Justia International Law Opinion Summaries

Articles Posted in US Court of Appeals for the Federal Circuit

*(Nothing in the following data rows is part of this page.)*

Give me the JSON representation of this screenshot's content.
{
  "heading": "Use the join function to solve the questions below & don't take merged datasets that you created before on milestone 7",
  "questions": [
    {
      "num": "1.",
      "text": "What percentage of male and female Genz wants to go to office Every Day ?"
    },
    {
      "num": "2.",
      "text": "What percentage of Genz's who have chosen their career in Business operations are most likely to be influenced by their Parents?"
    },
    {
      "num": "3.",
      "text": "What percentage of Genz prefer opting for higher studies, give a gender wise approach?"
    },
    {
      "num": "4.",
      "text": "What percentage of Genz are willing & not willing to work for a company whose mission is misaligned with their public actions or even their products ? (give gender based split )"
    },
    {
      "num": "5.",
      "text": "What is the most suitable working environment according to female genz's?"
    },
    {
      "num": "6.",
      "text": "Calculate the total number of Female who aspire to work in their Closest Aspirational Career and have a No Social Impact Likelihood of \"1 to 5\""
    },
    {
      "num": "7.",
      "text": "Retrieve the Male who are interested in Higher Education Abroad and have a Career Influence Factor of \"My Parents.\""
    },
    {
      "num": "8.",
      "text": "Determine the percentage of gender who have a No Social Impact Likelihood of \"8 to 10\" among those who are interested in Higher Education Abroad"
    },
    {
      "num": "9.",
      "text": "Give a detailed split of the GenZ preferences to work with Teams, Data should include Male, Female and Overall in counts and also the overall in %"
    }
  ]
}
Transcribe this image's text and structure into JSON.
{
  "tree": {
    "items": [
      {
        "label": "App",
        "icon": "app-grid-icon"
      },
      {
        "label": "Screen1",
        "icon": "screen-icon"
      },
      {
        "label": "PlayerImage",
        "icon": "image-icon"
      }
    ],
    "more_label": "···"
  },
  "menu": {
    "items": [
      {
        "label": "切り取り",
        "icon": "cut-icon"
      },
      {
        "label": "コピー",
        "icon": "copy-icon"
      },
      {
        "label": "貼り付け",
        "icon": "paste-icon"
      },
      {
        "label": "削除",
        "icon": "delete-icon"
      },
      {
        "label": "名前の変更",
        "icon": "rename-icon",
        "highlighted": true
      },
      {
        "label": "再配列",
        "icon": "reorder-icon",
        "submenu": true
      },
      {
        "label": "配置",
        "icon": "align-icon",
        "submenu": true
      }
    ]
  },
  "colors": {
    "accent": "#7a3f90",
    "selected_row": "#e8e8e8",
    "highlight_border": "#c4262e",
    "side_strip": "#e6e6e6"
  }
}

Stellar and Allied are American companies. Stellar sent Allied's Mexican distributors notice letters accusing them of infringing Stellar’s Mexican Patent. Allied manufactures the accused products in the U.S., which are then sold in Mexico by the distributors. Allied sells the same product in the U.S. under a different name. Allied’s U.S. counsel responded to Stellar’s notice letters on behalf of the distributors, arguing that the products did not infringe. Stellar did not respond but filed infringement actions in Mexico. Allied then sought a declaratory judgment against Stellar in the Southern District of Florida, of non-infringement, invalidity, unenforceability due to inequitable conduct, and tortious interference with business relationships. The district court dismissed for lack of subject matter jurisdiction, stating: “Stellar’s decision to enforce its Mexican patent under Mexican law against separate entities cannot, without further affirmative action by Stellar, create an actual controversy with Allied with regard to its U.S. Patent,” and that the complaint was “devoid of any allegations that Stellar has done anything to give Allied a reasonable belief that Stellar intends to enforce its 974 Patent in the United States.” The Federal Circuit affirmed. Stellar’s actions do not create a justiciable case or controversy. View "Allied Mineral Products, Inc. v. OSMI, Inc." on Justia Law